An important element to highlight is that 75 percent of pharma-digital health partnerships involve either DTx or a prescription digital therapeutic product. Digital medicine products represent 16%, digital health - 9%. This shows that pharma is still relying on solid data and chooses solutions with a higher level of clinical evidence generated or at least if not already generated, in progress or planned.
Looking at the business model aspect, it can be noted that most partnerships are still in the early stage and the business model and commercialization pathway is far from being defined. The role of follow-on deals is to further define or expand the role of each partner in further advancing the development and/or commercialization of the DTx solution.
Finally, talking about the deal sizes, Gabriele from Plexus Ventures noted that early stage deals usually don’t disclose financials. From the disclosed ones, two deals of Click Therapeutics one could be taken as an example: a deal with Otsuka on the treatment of major depressive disorder is worth $302 million while another one with Boehringer Ingelheim on the treatment of schizophrenia is worth $500 million. Taking into consideration also a recent $100 million deal between One Drop and Bayer, it can be concluded that the partnerships between pharma and DTx are getting quite sizeable.
4 main value propositions of DTx to pharma can be highlighted:
4 examples of partnerships between pharma and DTx can be provided based on the types of the collaboration:
Summarizing the topic, Kristin Milburn from Healthware Labs presented a selection of quotes from several C-level executives of leading pharma and digital health companies that were collected at the Frontiers Health conference, organized and co-hosted by Healthware Group and dedicated to healthcare innovation.
Citing Jeff Dachis, Founder & CEO of One Drop, ‘the partnering process often sees a lot of time wasted going nowhere, time a startup doesn’t have’, it was noted that selecting the right approach in digital health partnerships is crucial to bring pharma and DTx together. Therefore, the topic of the partnership will be gaining more and more importance, also considering the accelerated pace of new partnerships in the market, investments in the digital health overall and the growing maturity of the DTx space.
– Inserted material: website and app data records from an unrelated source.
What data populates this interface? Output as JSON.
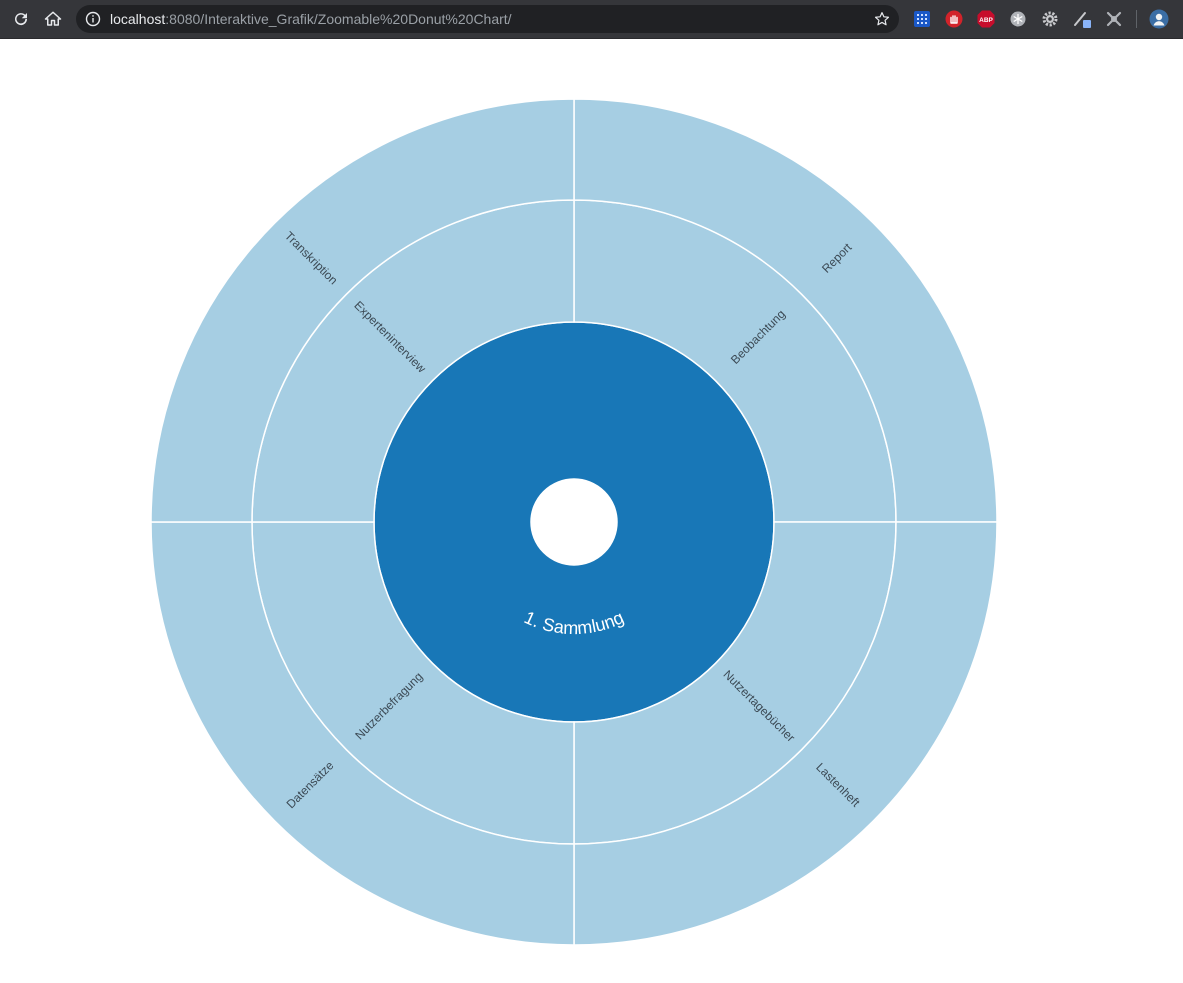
{
  "browser": {
    "url_host": "localhost",
    "url_rest": ":8080/Interaktive_Grafik/Zoomable%20Donut%20Chart/",
    "icons": [
      "reload-icon",
      "home-icon",
      "info-icon",
      "bookmark-star-icon"
    ],
    "extensions": [
      "grid-extension-icon",
      "hand-stop-extension-icon",
      "adblock-plus-icon",
      "snowflake-extension-icon",
      "gear-extension-icon",
      "pencil-extension-icon",
      "puzzle-extension-icon",
      "profile-avatar-icon"
    ]
  },
  "chart_data": {
    "type": "sunburst",
    "root": {
      "name": "1. Sammlung",
      "color": "#1877b7"
    },
    "ring2": [
      {
        "name": "Beobachtung",
        "start": 0,
        "end": 0.25
      },
      {
        "name": "Nutzertagebücher",
        "start": 0.25,
        "end": 0.5
      },
      {
        "name": "Nutzerbefragung",
        "start": 0.5,
        "end": 0.75
      },
      {
        "name": "Experteninterview",
        "start": 0.75,
        "end": 1.0
      }
    ],
    "ring3": [
      {
        "name": "Report",
        "start": 0,
        "end": 0.25
      },
      {
        "name": "Lastenheft",
        "start": 0.25,
        "end": 0.5
      },
      {
        "name": "Datensätze",
        "start": 0.5,
        "end": 0.75
      },
      {
        "name": "Transkription",
        "start": 0.75,
        "end": 1.0
      }
    ],
    "colors": {
      "inner": "#1877b7",
      "outer": "#a6cee3",
      "stroke": "#ffffff"
    }
  }
}
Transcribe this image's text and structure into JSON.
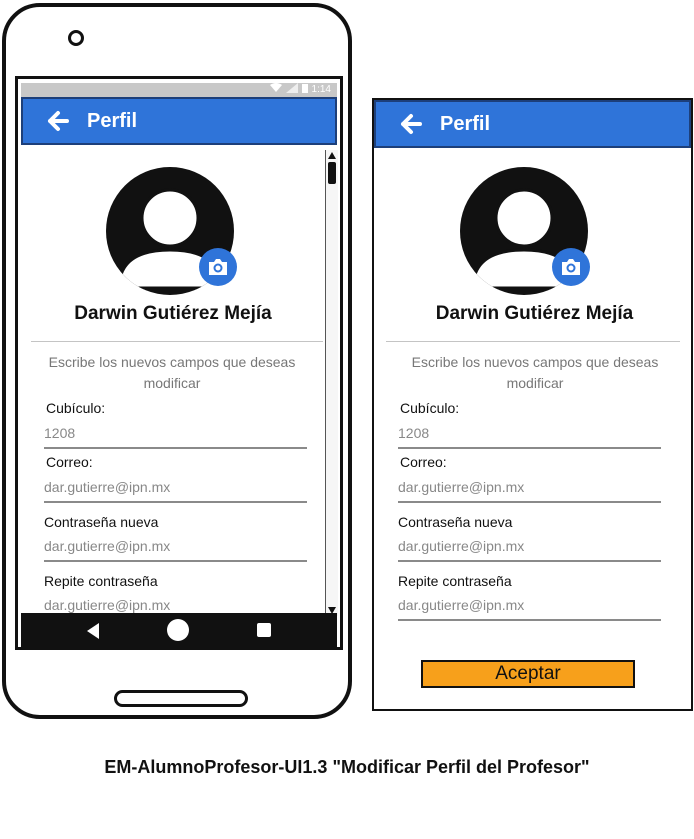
{
  "status_bar": {
    "time": "1:14"
  },
  "screen": {
    "title": "Perfil",
    "user_name": "Darwin Gutiérez Mejía",
    "instructions": "Escribe los nuevos campos que deseas modificar",
    "fields": [
      {
        "label": "Cubículo:",
        "value": "1208"
      },
      {
        "label": "Correo:",
        "value": "dar.gutierre@ipn.mx"
      },
      {
        "label": "Contraseña nueva",
        "value": "dar.gutierre@ipn.mx"
      },
      {
        "label": "Repite contraseña",
        "value": "dar.gutierre@ipn.mx"
      }
    ],
    "accept_label": "Aceptar"
  },
  "caption": "EM-AlumnoProfesor-UI1.3 \"Modificar Perfil del Profesor\"",
  "colors": {
    "accent": "#2f74d9",
    "button": "#f7a01b"
  }
}
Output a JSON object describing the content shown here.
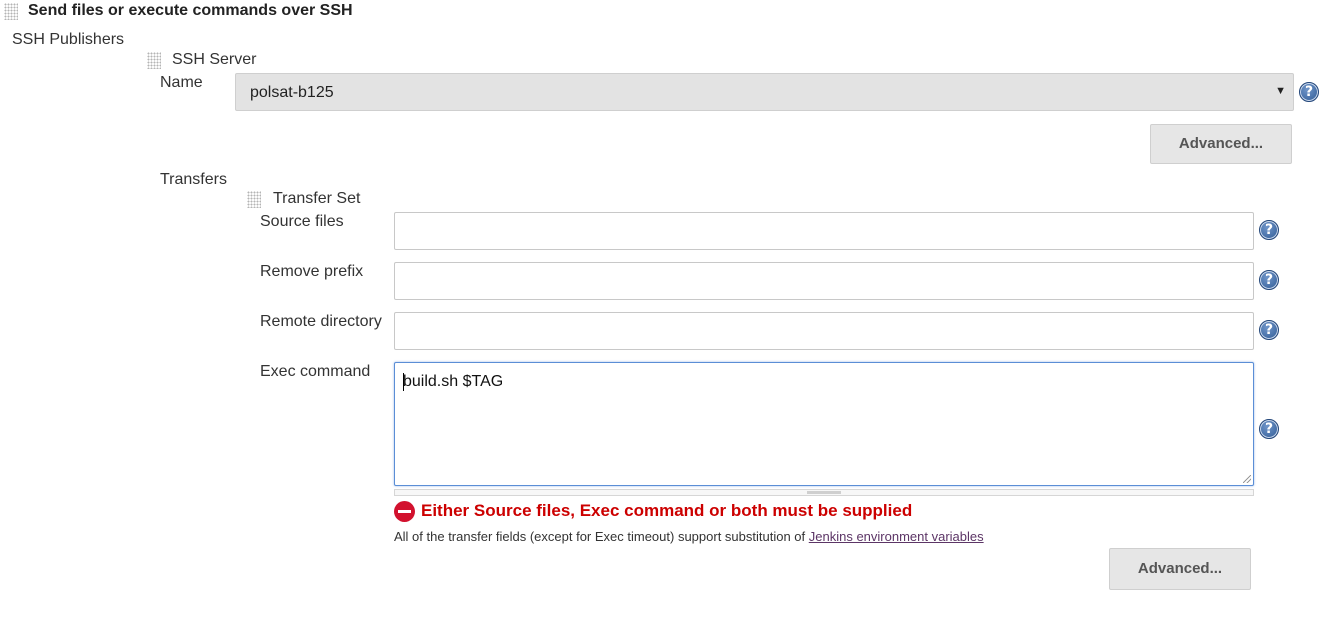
{
  "section": {
    "title": "Send files or execute commands over SSH",
    "publishers_label": "SSH Publishers"
  },
  "ssh_server": {
    "title": "SSH Server",
    "name_label": "Name",
    "name_value": "polsat-b125",
    "advanced_label": "Advanced..."
  },
  "transfers": {
    "label": "Transfers",
    "transfer_set_title": "Transfer Set",
    "source_files_label": "Source files",
    "source_files_value": "",
    "remove_prefix_label": "Remove prefix",
    "remove_prefix_value": "",
    "remote_directory_label": "Remote directory",
    "remote_directory_value": "",
    "exec_command_label": "Exec command",
    "exec_command_value": "build.sh $TAG",
    "error_message": "Either Source files, Exec command or both must be supplied",
    "note_text": "All of the transfer fields (except for Exec timeout) support substitution of ",
    "note_link": "Jenkins environment variables",
    "advanced_label": "Advanced..."
  },
  "help_glyph": "?",
  "icons": {
    "drag_handle": "drag-handle-icon",
    "help": "help-icon",
    "error": "error-icon",
    "dropdown": "dropdown-arrow-icon"
  },
  "colors": {
    "error": "#cc0000",
    "help_blue": "#3b67a3",
    "focus_border": "#5b8ed6",
    "link": "#5c3566"
  }
}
If you are interested to learn about pharma and DTx partnerships in more detail and also listen to the in-depth Q&A session of the webinar where speakers addressed more questions about choosing the most effective between pharma and startups, check the video of the webinar following this link.
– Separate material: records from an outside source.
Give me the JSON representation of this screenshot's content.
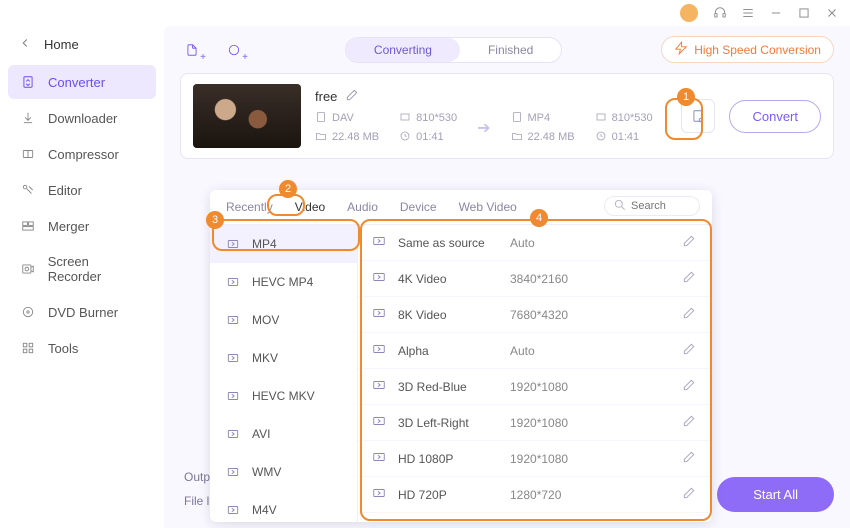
{
  "titlebar": {},
  "back_label": "Home",
  "sidebar": [
    {
      "label": "Converter",
      "active": true,
      "icon": "converter"
    },
    {
      "label": "Downloader",
      "icon": "download"
    },
    {
      "label": "Compressor",
      "icon": "compress"
    },
    {
      "label": "Editor",
      "icon": "editor"
    },
    {
      "label": "Merger",
      "icon": "merger"
    },
    {
      "label": "Screen Recorder",
      "icon": "recorder"
    },
    {
      "label": "DVD Burner",
      "icon": "dvd"
    },
    {
      "label": "Tools",
      "icon": "tools"
    }
  ],
  "tabs": {
    "converting": "Converting",
    "finished": "Finished"
  },
  "hsc_label": "High Speed Conversion",
  "task": {
    "name": "free",
    "src": {
      "format": "DAV",
      "dim": "810*530",
      "size": "22.48 MB",
      "dur": "01:41"
    },
    "dst": {
      "format": "MP4",
      "dim": "810*530",
      "size": "22.48 MB",
      "dur": "01:41"
    },
    "convert_label": "Convert"
  },
  "start_all": "Start All",
  "output_label": "Outp",
  "file_label": "File l",
  "popup": {
    "tabs": [
      "Recently",
      "Video",
      "Audio",
      "Device",
      "Web Video"
    ],
    "tabs_active_index": 1,
    "search_placeholder": "Search",
    "formats": [
      "MP4",
      "HEVC MP4",
      "MOV",
      "MKV",
      "HEVC MKV",
      "AVI",
      "WMV",
      "M4V"
    ],
    "formats_active_index": 0,
    "resolutions": [
      {
        "label": "Same as source",
        "value": "Auto"
      },
      {
        "label": "4K Video",
        "value": "3840*2160"
      },
      {
        "label": "8K Video",
        "value": "7680*4320"
      },
      {
        "label": "Alpha",
        "value": "Auto"
      },
      {
        "label": "3D Red-Blue",
        "value": "1920*1080"
      },
      {
        "label": "3D Left-Right",
        "value": "1920*1080"
      },
      {
        "label": "HD 1080P",
        "value": "1920*1080"
      },
      {
        "label": "HD 720P",
        "value": "1280*720"
      }
    ]
  },
  "callouts": {
    "1": "1",
    "2": "2",
    "3": "3",
    "4": "4"
  }
}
If your company is interested in learning more about the digital health space, would like to understand digital medicine opportunities within a therapeutic area, seek investment or licensing opportunities or would like to explore DTx co-development partnerships, feel free to reach out to Kristin Milburn, Managing Director at Healthware Labs, Gabriele Tundo, Vice President at Plexus Venture or Gerry Chillè, Senior Partner, Digital Therapeutics, Healthware Group.